| Thu, May 31, 2012 @ 09:00 AM

Medicare won’t cover a prescription I need—what now?

Posted by Medicare Made Clear

Medicare won’t cover a prescription I need—what now?You’ve successfully navigated the waters of Medicare prescription drug coverage. You have a standalone Part D prescription drug plan or a Medicare Advantage plan with prescription drug coverage built in. But you’ve hit a roadblock: Medicare won’t cover one of your prescriptions. Here are 4 things to consider if this happens to you or a loved one.

1. Have you looked at your plan’s formulary lately?

A formulary is the list of drugs your plan will cover. Put simply, you won’t get help with the cost of a drug that is not covered by your plan.  For example, a plan may cover only certain cholesterol-reducing drugs. If the specific drug you take isn’t covered by a plan, the plan won’t help you with the cost of that drug. However, your plan may cover a similar drug. Talk to your doctor to find out more. Remember that formularies can change from year-to-year, as well.

Some drugs also have special requirements that must be met before the plan will cover them. Be sure you understand terms like Prior Authorization, Quantity Limits and Step Therapy. If you don’t get approval from your plan for a drug with a requirement or limit before using it, you may have to pay the full cost of the drug. Many of these terms go hand-in-hand with the term “tier.” Briefly, the drug tiers in your plan’s formulary generally refer to how expensive they are. Tier 1 includes the least expensive drugs, while Tier 5 has unique and/or very high-cost drugs.

2. Should you request a coverage determination?

You’ve looked at your plan formulary. You’ve talked to your doctor about other drugs that might work for you. If you still think your drug should be covered by your plan, it might be time for a coverage determination. Basically, if you’re looking for a coverage determination, you and your doctor will need to give your plan more information so the plan can determine if your drug will be covered. For example, your plan might need to know how a drug will be used. Another type of coverage determination, called an exception, might be the way to go if you think your drug should be covered but it isn’t. Be sure to read your plan materials carefully to find out the specific rules for coverage determinations and exceptions. Look for things like:

  • Any contact information you need to include when you contact your plan. This might include you, your doctor and/or your representative.
  • Whether you need to request or download special forms to include with your request.
  • Whether you need a written statement from your doctor to support your request.
  • Whether or not you can complete your request online.

3. Do I have the right to an appeal?

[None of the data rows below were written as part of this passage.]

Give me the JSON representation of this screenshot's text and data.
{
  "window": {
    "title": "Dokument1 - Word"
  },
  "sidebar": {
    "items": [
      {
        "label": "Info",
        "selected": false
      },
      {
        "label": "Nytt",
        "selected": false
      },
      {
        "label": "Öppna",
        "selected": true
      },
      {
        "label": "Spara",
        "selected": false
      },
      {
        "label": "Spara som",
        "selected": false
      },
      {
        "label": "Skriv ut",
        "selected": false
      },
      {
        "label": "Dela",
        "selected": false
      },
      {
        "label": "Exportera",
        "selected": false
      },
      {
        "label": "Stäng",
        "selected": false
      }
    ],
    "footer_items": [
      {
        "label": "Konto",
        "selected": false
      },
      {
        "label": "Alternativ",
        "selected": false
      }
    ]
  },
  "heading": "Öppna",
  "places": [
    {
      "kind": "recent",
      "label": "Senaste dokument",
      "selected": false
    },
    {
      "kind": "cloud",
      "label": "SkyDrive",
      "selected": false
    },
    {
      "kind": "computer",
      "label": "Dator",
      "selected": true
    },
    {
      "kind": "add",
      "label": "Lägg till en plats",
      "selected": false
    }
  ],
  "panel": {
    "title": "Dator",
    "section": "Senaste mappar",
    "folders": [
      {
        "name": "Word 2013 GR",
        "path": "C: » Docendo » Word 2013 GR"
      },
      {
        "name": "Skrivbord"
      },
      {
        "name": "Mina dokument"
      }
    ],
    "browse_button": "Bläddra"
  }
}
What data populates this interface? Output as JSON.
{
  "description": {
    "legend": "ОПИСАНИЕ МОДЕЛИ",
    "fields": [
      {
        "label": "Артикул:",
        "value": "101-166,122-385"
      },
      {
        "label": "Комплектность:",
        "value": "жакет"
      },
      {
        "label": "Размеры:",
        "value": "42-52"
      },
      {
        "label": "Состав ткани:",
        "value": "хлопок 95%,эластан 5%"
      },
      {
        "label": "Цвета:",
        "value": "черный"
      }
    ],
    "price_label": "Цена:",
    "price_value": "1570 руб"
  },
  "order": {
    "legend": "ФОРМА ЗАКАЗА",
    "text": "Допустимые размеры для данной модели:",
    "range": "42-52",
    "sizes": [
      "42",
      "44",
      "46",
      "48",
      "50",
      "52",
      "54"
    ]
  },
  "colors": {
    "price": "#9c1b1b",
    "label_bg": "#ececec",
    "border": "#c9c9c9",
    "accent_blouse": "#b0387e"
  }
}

If the results of your request for a coverage determination weren’t what you were hoping for, you can ask your plan to look at their decision again. This is called an appeal or plan “redetermination.” Check your plan materials for more information on the steps you need to take to make an appeal. Make sure you pay attention to details like whether or not you need to submit your appeal in writing, and if there are special forms you need to request or download. You might be under a time limit to file your appeal, so be sure to check this, too.

And what if your plan still says “no”? Most plans have a follow-up appeals process. Check your plan materials to see what this might be.

4. How do I know if I need to file a grievance?

What if your request wasn’t handled well? Then it might be worth your while to file a grievance. One example might be if your plan didn’t get back to you within the required time frame. Each plan handles grievances a bit differently, so check your plan materials to see what your plan requires. Is there a special phone number for grievances, or can you submit a formal complaint in the mail?

It’s all about information.

Your Part D prescription drug coverage has rules and requirements for which drugs it covers and why. It is important that you know these rules so you can understand why your plan might not cover the prescriptions you need. Not only will this help you understand your coverage better, but it can also help you decide if you need to look at different coverage that better meets your needs.

For more information, contact the Medicare helpline 24 hours a day, seven days a week at 1-800-MEDICARE (1-800-633-4227), TTY 1-877-486-2048. If you have questions about Medicare Made Clear call 1-877-619-5582, TTY 711, 8 a.m. – 8 p.m. local time, seven days a week.


MedicareMadeClear: Understanding Medicare Part D

Medicare.gov publication (PDF) How Medicare Uses Pharmacies, Formularies and Common Coverage Rules

Medicare.gov Medicare Appeals and Grievances

Y0066_120326_125846 File & Use 04032012